Still, I forgot about the book until that day on Nantucket. It’s short. After downloading it, I read a ways into it while we sat by the ocean, read another chunk in the afternoon by the bay, then finished it the next day.
Here is the blurb from the book’s website:
In a handful of nations, virtually all children are learning to make complex arguments and solve problems they’ve never seen before. They are learning to think, in other words, and to thrive in the modern economy. What is it like to be a child in these new education superpowers?
In a global quest to find answers for our own children, author and Time Magazine journalist Amanda Ripley follows three Americans embedded in these countries for one year. Kim, 15, raises $10,000 so she can move from Oklahoma to Finland; Eric, 18, exchanges a high-achieving Minnesota suburb for a booming city in South Korea; and Tom, 17, leaves a historic Pennsylvania village for a gritty city in Poland.
Their stories, along with groundbreaking research into learning in other cultures, reveal a pattern of startling transformation: none of these countries had many “smart” kids a few decades ago. They had changed. Teaching had become more rigorous; parents had focused on things that mattered; and children had bought into the promise of education.
And there’s also a video:
By far the most enjoyable passages are those in which we follow the three American students in Finland, South Korea, and Poland. Back when I read the book and started this post, I anticipated elaborating on this. No point now. The students are mostly forgotten.
I also anticipated quoting some passages about math education. Not that I claim any special expertise on this, despite years of teaching mathematics. I know a few things about math, maybe even a few things about teaching, but not much about how K-12 math education is best done. I have ideas, yes, but haven’t studied the research or the data, so I don’t presume that my ideas have any special merit. Nonetheless, there were some fascinating bits.
Here’s one, not from the main text, but from an appendix on “how to spot a world-class education.”
In 2011, I took a tour of a Washington, D.C., private school that was hard to get into and cost about $30,000 a year. … strange things happened on this visit. When the head of the school talked, nothing she said made sense to me. There was a lot of jargon about the curriculum and vague promises of wondrous field trips and holistic projects. All the visiting parents nodded; I got the sense that no one wanted to say anything off key that might hurt a child’s admission chances.
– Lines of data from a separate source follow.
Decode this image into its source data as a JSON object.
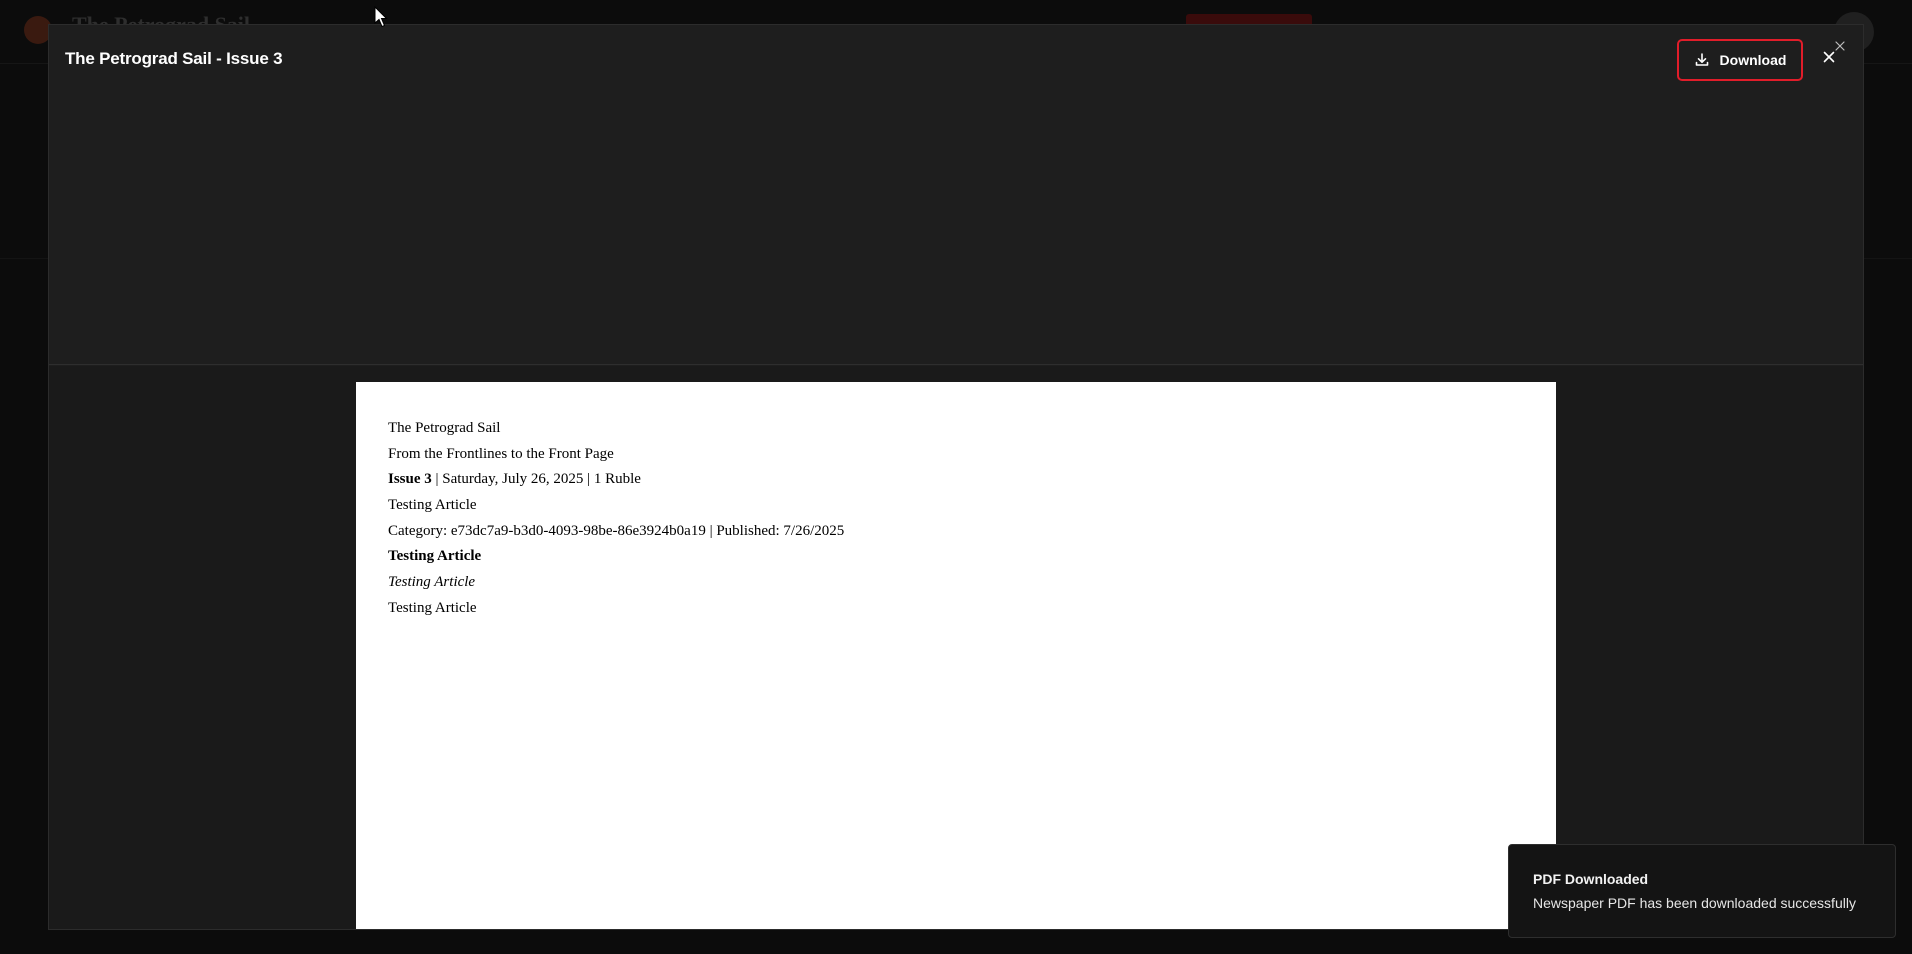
{
  "background": {
    "site_title": "The Petrograd Sail"
  },
  "modal": {
    "title": "The Petrograd Sail - Issue 3",
    "download_label": "Download",
    "download_icon": "download-icon",
    "close_icon": "close-icon",
    "accent_color": "#e11d2a"
  },
  "pdf": {
    "masthead": "The Petrograd Sail",
    "tagline": "From the Frontlines to the Front Page",
    "issue_label": "Issue 3",
    "issue_meta": " | Saturday, July 26, 2025 | 1 Ruble",
    "article_title": "Testing Article",
    "article_meta": "Category: e73dc7a9-b3d0-4093-98be-86e3924b0a19 | Published: 7/26/2025",
    "body_bold": "Testing Article",
    "body_italic": "Testing Article",
    "body_plain": "Testing Article"
  },
  "toast": {
    "title": "PDF Downloaded",
    "description": "Newspaper PDF has been downloaded successfully"
  }
}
Then a parent with three children at the school took us for a tour. We saw gleaming floors, bright, colorful walls, beautiful, framed art projects, and other seductive tokens. Finally, one visiting father asked a good question.
“Every school has its weaknesses. What is this school’s weakness?”
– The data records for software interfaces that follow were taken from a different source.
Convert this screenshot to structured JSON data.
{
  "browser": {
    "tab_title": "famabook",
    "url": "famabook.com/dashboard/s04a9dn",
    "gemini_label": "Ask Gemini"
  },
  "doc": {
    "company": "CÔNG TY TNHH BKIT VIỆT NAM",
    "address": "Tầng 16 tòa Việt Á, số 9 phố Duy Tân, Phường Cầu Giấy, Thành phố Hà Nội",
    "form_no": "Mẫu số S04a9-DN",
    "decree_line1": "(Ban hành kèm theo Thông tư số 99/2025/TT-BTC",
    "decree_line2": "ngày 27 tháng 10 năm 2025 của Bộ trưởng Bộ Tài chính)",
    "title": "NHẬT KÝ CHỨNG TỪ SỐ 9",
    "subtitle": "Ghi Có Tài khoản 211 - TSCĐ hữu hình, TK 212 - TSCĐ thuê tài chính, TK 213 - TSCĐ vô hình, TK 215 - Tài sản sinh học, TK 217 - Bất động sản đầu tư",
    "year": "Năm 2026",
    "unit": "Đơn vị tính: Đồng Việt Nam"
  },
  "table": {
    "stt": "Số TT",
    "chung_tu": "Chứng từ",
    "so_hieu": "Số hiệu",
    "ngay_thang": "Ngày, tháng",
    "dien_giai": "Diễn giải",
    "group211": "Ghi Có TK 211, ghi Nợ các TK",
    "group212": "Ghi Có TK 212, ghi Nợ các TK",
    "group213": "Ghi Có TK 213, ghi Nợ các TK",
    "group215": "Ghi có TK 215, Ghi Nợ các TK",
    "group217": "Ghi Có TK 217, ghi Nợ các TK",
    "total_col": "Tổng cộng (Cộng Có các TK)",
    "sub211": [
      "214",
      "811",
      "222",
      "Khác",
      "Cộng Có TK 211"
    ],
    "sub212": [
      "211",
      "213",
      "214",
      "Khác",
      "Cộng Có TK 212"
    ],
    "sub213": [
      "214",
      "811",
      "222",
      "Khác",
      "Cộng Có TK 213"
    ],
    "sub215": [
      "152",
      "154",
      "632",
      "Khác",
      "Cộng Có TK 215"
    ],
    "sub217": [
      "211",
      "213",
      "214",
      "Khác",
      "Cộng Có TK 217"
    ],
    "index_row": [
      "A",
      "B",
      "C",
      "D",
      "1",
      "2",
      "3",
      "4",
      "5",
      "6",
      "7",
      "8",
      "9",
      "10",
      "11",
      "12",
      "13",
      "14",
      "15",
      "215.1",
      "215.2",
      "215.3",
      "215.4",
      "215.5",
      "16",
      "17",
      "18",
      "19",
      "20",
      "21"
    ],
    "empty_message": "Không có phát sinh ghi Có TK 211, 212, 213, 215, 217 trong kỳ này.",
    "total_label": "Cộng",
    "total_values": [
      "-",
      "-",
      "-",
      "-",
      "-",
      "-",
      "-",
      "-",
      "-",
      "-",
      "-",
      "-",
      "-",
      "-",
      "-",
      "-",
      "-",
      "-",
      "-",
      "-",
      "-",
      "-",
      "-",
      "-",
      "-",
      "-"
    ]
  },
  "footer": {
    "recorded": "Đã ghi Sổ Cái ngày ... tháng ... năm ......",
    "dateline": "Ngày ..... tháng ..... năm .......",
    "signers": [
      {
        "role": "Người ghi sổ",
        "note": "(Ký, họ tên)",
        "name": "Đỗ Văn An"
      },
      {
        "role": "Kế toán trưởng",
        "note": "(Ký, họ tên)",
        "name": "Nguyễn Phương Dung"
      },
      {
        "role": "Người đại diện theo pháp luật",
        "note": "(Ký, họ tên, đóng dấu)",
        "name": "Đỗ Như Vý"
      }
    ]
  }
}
“You know, I’d have to say the math program is weak.”
I was speechless. Imagine visiting a tony private hospital that only admitted healthy patients who could afford its services, and finding out the surgery practice was weak. What did it mean if the math program was weak at a school that made small children take I.Q. tests before they were even accepted. That particular parent wrote a check each year for about $90,000 to this school to cover the tuition for her three children. Wouldn’t she demand decent math classes in exchange?
But no one said anything. Maybe all the parents were stunned as I was. Then the tour guide parent added one more thing.
“Oh, and I wish the football program was stronger.”
Suddenly, the parents perked up.
“Really, what do you mean? Is there not a football team? What age does it start?”
I wandered out into the parking lot, mystified. Perhaps this explained why our most affluent kids scored eighteenth in math compared to affluent kids worldwide: Even wealthy American parents didn’t care about math as much as football.
I would say more, but I have to go catch some highlights from tonight’s 49ers football game.